### Work item:
With the pictures set aside, write out all of the data exactly as it stands.

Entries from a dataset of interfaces

'''

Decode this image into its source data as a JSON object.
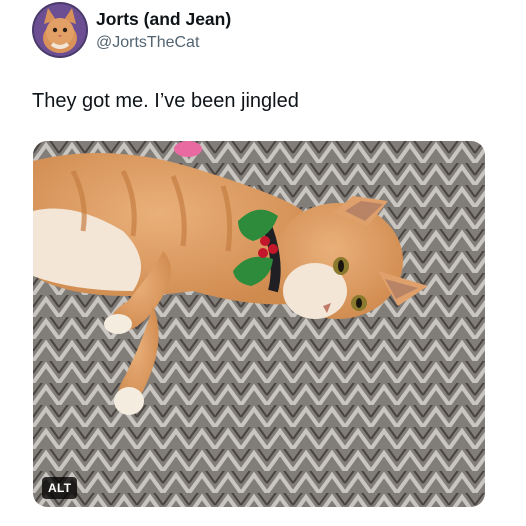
{
  "author": {
    "display_name": "Jorts (and Jean)",
    "handle": "@JortsTheCat",
    "avatar_icon": "orange-cat-avatar"
  },
  "tweet": {
    "text": "They got me. I’ve been jingled"
  },
  "media": {
    "alt_label": "ALT",
    "subject": "orange tabby cat lying on herringbone carpet wearing holly collar",
    "colors": {
      "fur": "#e3a066",
      "carpet": "#8a8581",
      "holly_leaf": "#2e8b3c",
      "berry": "#c4172b"
    }
  }
}
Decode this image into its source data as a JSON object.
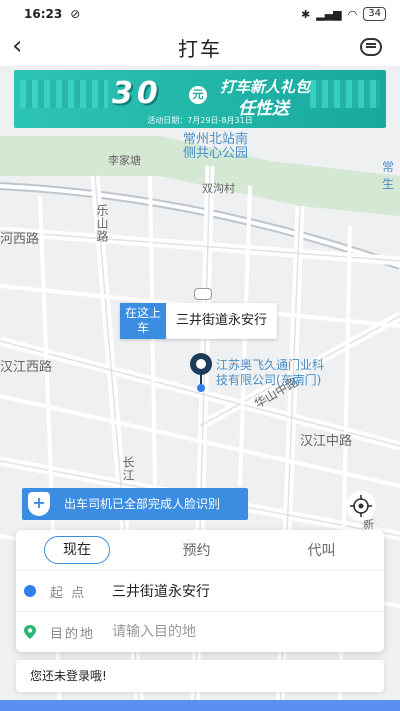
{
  "status_bar": {
    "time": "16:23",
    "battery": "34"
  },
  "header": {
    "title": "打车"
  },
  "banner": {
    "amount": "30",
    "unit": "元",
    "promo_line1": "打车新人礼包",
    "promo_line2": "任性送",
    "date": "活动日期：7月29日-8月31日"
  },
  "map": {
    "labels": {
      "north_station": "常州北站南",
      "park": "侧共心公园",
      "li_jia_tang": "李家塘",
      "shuang_gou_cun": "双沟村",
      "le_shan_lu": "乐山路",
      "he_xi_lu": "河西路",
      "han_jiang_xi_lu": "汉江西路",
      "han_jiang_zhong_lu": "汉江中路",
      "hua_shan_zhong_lu": "华山中路",
      "chang_jiang": "长江",
      "company_poi": "江苏奥飞久通门业科技有限公司(东南门)",
      "edge_right": "常生",
      "new": "新"
    }
  },
  "pickup_tag": {
    "here": "在这上车",
    "address": "三井街道永安行"
  },
  "face_notice": {
    "text": "出车司机已全部完成人脸识别"
  },
  "panel": {
    "tabs": [
      "现在",
      "预约",
      "代叫"
    ],
    "origin_label": "起 点",
    "origin_value": "三井街道永安行",
    "dest_label": "目的地",
    "dest_placeholder": "请输入目的地"
  },
  "login": {
    "text": "您还未登录哦!"
  },
  "colors": {
    "accent": "#3a8de0",
    "banner": "#1fb5a8"
  }
}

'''

### Finished exercise:
Decode this image into its source data as a JSON object.
{
  "author": {
    "display_name": "Jorts (and Jean)",
    "handle": "@JortsTheCat",
    "avatar_icon": "orange-cat-avatar"
  },
  "tweet": {
    "text": "They got me. I’ve been jingled"
  },
  "media": {
    "alt_label": "ALT",
    "subject": "orange tabby cat lying on herringbone carpet wearing holly collar",
    "colors": {
      "fur": "#e3a066",
      "carpet": "#8a8581",
      "holly_leaf": "#2e8b3c",
      "berry": "#c4172b"
    }
  }
}
Decode this image into its source data as a JSON object.
{
  "status_bar": {
    "time": "16:23",
    "battery": "34"
  },
  "header": {
    "title": "打车"
  },
  "banner": {
    "amount": "30",
    "unit": "元",
    "promo_line1": "打车新人礼包",
    "promo_line2": "任性送",
    "date": "活动日期：7月29日-8月31日"
  },
  "map": {
    "labels": {
      "north_station": "常州北站南",
      "park": "侧共心公园",
      "li_jia_tang": "李家塘",
      "shuang_gou_cun": "双沟村",
      "le_shan_lu": "乐山路",
      "he_xi_lu": "河西路",
      "han_jiang_xi_lu": "汉江西路",
      "han_jiang_zhong_lu": "汉江中路",
      "hua_shan_zhong_lu": "华山中路",
      "chang_jiang": "长江",
      "company_poi": "江苏奥飞久通门业科技有限公司(东南门)",
      "edge_right": "常生",
      "new": "新"
    }
  },
  "pickup_tag": {
    "here": "在这上车",
    "address": "三井街道永安行"
  },
  "face_notice": {
    "text": "出车司机已全部完成人脸识别"
  },
  "panel": {
    "tabs": [
      "现在",
      "预约",
      "代叫"
    ],
    "origin_label": "起 点",
    "origin_value": "三井街道永安行",
    "dest_label": "目的地",
    "dest_placeholder": "请输入目的地"
  },
  "login": {
    "text": "您还未登录哦!"
  },
  "colors": {
    "accent": "#3a8de0",
    "banner": "#1fb5a8"
  }
}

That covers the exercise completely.